▶ [What needs to be done]
What is needed is an exact copy of all the entries.
*** Exercise input ***
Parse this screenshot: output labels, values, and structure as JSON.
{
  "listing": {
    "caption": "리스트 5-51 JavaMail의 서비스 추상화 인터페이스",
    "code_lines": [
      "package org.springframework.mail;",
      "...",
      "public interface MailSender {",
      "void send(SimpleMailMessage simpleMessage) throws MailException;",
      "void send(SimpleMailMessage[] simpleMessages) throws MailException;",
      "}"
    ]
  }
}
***
▶ [Reply]
Parse this screenshot: output labels, values, and structure as JSON.
{
  "listing": {
    "caption": "리스트 5-51 JavaMail의 서비스 추상화 인터페이스",
    "code_lines": [
      "package org.springframework.mail;",
      "...",
      "public interface MailSender {",
      "void send(SimpleMailMessage simpleMessage) throws MailException;",
      "void send(SimpleMailMessage[] simpleMessages) throws MailException;",
      "}"
    ]
  }
}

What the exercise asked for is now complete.